Elie Wiesel, a Holocaust survivor who later became an acclaimed author and a Nobel peace laureate, passed away on Saturday in Manhattan. He was 87.
Throughout his life, Wiesel wrote more than 40 books, but he’s best remembered for Night, which relays his experiences in Nazi concentration camps toward the end of World War II. He worked as a journalist and eventually immigrated to the U.S. and became a citizen.
In his later years he became an outspoken voice for Holocaust survivors, emphasizing that we must remember what happened, and was called a “messenger to mankind” by the Nobel Committee when he won the Nobel Peace Prize in 1986.
“I have tried to keep memory alive, that I have tried to fight those who would forget. Because if we forget, we are guilty, we are accomplices,” he said in his acceptance speech.
He was also not afraid to call out world leaders on their policies when it came to past and even current atrocities. He criticized President Ronald Reagan for his plans to visit a cemetery in Germany that housed Nazi officers and President Bill Clinton over in the group of Eastern European countries known as Yugoslavia. In a similar vein, Wiesel also criticized President Barack Obama over the U.S.’s policies in Israel.
Wiesel’s death was mourned around the world as world leaders and celebrities who knew Wiesel shared their condolences.
“Elie was not just the world's most prominent Holocaust survivor, he was a living memorial,” Obama said in a statement.

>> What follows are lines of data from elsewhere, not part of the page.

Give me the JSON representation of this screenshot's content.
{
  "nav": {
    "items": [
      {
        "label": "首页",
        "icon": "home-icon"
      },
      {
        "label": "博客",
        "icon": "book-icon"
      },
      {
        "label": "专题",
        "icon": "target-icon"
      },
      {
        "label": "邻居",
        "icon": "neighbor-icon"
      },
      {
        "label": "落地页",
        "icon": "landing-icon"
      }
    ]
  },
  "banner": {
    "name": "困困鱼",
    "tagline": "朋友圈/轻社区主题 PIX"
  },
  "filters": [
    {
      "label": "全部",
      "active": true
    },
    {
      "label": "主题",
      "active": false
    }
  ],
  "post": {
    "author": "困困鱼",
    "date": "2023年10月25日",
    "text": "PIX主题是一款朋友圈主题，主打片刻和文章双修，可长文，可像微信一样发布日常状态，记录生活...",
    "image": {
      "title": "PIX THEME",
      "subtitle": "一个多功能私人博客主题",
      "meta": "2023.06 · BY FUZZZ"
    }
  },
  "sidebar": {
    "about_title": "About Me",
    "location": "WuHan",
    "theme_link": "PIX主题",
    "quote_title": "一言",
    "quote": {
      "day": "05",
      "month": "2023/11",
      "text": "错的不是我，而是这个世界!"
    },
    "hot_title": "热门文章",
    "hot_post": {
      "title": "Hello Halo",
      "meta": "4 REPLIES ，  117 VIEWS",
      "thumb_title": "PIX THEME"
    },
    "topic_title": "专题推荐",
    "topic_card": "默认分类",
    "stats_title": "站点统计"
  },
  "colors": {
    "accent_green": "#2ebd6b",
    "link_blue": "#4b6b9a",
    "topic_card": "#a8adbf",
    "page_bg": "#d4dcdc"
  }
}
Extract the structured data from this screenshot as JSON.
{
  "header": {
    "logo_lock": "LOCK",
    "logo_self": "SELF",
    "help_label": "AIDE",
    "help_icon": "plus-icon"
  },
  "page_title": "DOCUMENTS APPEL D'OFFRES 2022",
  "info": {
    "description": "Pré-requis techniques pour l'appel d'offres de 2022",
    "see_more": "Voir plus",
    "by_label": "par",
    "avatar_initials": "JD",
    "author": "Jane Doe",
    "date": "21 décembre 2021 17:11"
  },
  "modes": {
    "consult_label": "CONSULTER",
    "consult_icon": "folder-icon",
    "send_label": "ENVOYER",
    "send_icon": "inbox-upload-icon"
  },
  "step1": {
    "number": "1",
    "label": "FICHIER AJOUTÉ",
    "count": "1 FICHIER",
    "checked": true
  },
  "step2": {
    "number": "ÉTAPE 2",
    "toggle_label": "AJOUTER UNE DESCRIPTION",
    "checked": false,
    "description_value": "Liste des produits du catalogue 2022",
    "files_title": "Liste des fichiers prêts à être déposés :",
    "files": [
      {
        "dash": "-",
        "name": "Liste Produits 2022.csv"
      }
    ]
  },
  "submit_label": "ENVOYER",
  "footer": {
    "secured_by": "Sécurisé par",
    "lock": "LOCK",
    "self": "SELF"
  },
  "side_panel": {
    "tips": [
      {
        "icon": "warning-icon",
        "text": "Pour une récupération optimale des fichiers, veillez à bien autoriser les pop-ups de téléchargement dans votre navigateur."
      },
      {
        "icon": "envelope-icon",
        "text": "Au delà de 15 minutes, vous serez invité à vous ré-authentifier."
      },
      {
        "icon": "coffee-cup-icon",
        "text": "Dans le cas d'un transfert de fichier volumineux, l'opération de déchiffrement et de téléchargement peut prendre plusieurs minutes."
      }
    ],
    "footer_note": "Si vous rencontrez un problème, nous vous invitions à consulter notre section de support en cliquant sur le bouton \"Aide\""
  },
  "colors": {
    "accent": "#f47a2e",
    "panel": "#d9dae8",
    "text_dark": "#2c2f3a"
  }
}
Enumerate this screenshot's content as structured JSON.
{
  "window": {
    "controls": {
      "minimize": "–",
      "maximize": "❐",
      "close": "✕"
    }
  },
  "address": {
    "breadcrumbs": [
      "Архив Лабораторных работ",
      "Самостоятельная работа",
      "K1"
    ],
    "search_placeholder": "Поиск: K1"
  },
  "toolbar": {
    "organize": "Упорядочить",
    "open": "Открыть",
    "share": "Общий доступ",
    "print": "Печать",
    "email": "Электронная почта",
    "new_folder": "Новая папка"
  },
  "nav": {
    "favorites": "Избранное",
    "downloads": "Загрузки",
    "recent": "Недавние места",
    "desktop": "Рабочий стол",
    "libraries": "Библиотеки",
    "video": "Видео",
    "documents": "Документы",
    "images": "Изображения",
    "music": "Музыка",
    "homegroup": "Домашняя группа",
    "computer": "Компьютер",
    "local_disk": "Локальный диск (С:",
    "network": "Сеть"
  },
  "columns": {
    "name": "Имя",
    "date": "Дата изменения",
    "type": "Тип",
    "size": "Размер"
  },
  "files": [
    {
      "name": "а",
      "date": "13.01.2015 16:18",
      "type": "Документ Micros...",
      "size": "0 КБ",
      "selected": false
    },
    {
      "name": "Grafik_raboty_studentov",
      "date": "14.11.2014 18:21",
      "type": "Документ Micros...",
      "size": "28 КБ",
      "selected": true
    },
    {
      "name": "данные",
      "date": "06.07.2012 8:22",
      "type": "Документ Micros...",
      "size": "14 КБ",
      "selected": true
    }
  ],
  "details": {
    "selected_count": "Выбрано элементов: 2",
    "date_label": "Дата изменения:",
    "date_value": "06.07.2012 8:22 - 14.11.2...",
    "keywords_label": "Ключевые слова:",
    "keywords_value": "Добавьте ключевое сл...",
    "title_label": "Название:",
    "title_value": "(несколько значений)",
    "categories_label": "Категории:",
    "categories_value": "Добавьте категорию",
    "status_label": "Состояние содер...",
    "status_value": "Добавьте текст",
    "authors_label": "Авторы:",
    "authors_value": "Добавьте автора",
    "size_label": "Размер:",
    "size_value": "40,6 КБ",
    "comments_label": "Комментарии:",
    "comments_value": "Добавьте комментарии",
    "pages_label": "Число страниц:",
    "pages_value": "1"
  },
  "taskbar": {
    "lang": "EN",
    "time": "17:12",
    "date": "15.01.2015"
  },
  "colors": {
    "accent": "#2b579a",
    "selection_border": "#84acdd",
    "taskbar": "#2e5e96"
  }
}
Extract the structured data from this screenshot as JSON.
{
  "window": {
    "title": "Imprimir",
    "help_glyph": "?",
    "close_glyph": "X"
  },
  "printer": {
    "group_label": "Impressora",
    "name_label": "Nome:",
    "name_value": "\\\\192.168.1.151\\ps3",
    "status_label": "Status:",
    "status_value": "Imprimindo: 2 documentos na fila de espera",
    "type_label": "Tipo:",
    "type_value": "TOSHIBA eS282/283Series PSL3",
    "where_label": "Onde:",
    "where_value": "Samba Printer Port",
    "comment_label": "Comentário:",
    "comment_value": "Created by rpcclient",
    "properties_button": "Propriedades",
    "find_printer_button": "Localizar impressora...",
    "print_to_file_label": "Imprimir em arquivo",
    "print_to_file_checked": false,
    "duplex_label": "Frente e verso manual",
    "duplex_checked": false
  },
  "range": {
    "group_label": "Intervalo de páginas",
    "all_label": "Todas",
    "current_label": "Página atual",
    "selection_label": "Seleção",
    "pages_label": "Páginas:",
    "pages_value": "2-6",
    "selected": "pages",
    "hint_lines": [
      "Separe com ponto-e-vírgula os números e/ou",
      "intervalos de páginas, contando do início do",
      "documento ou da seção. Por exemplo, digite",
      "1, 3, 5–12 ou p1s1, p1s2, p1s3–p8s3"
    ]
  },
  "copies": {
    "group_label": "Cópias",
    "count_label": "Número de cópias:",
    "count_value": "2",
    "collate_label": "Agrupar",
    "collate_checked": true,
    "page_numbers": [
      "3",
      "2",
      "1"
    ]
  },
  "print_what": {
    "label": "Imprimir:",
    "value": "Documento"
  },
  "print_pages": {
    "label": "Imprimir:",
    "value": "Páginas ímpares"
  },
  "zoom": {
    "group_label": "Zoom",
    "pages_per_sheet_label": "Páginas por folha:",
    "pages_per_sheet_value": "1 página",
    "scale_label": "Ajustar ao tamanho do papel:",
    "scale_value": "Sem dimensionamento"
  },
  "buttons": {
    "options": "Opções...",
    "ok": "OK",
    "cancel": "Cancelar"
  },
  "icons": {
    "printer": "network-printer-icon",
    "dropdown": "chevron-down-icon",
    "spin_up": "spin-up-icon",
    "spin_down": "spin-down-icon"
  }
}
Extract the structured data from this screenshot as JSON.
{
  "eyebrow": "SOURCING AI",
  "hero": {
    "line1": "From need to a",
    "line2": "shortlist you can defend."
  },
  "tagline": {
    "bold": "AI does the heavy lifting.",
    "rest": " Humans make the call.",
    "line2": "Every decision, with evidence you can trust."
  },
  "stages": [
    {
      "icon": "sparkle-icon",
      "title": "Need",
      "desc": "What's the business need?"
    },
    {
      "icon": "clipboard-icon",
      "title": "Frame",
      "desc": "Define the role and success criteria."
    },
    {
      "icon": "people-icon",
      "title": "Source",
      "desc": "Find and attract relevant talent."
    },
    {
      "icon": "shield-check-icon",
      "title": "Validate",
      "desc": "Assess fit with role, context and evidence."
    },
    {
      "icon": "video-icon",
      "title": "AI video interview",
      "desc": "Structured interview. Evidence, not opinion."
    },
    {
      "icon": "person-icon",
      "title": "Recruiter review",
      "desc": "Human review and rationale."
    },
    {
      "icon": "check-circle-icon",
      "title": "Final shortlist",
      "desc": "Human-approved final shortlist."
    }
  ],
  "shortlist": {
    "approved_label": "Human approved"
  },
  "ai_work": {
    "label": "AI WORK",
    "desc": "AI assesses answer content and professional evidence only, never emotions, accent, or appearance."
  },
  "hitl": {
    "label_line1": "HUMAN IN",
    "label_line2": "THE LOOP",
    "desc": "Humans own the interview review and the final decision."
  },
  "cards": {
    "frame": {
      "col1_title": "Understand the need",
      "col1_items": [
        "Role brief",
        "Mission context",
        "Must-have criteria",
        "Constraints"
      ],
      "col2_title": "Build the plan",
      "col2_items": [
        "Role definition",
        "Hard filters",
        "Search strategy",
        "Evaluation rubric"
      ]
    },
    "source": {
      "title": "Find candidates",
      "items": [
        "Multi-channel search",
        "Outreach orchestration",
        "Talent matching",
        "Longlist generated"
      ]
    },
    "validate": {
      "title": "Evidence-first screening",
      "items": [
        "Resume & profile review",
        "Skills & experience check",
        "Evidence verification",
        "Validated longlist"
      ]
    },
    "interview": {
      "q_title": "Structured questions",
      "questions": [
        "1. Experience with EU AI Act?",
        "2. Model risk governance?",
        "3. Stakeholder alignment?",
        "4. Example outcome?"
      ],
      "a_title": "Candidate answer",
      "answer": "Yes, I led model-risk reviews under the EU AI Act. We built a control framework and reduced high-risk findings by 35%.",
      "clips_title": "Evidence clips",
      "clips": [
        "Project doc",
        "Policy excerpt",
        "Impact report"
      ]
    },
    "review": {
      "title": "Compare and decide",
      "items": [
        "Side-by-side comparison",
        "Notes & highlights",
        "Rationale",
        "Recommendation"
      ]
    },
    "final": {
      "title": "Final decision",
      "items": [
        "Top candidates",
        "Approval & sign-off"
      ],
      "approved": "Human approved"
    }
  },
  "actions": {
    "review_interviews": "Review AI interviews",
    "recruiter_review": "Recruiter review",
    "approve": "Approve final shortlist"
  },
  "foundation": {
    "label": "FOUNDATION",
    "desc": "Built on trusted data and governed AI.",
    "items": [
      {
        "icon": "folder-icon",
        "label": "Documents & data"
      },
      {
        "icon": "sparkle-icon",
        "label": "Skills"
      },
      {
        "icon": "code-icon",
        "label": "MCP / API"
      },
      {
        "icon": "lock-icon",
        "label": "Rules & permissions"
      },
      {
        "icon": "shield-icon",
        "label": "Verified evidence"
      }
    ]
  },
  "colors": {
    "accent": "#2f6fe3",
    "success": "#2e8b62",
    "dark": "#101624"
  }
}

Vice President Joe Biden said “he made the world better for all the children of this earth.”"Elie, a wordsmith, gave expression by means of his extraordinary personality and his fascinating books to the triumph of human spirit over cruelty and evil," Israeli Prime Minister Benjamin Netanyahu said in a statement. "In the darkness of the Holocaust in which our brothers and sisters perished – six million – Elie Wiesel served as a ray of light and a beacon of humanity that believes in the goodness of man." George Clooney, who met before the UN Security Council to advocate to help the people of Darfur, Sudan with Wiesel in 2006, noted the importance of taking up his mantel.
"We had a champion who carried our pain, our guilt and our responsibility on his shoulders for generations. Now he's gone,” Clooney said. “It's hard to fathom. So I guess it's up to us now. To fight for the disenfranchised. To speak truth to power and to never forget how cruel man can be to man. In memory of Elie (Wiesel) it's the least we can do."
A private funeral for Wiesel was held in New York Sunday. Just a few blocks away, a small explosion occurred in nearby Central Park, injuring one person, and is believed to be due to fireworks. It's unclear if the incident is related to services held to honor Wiesel.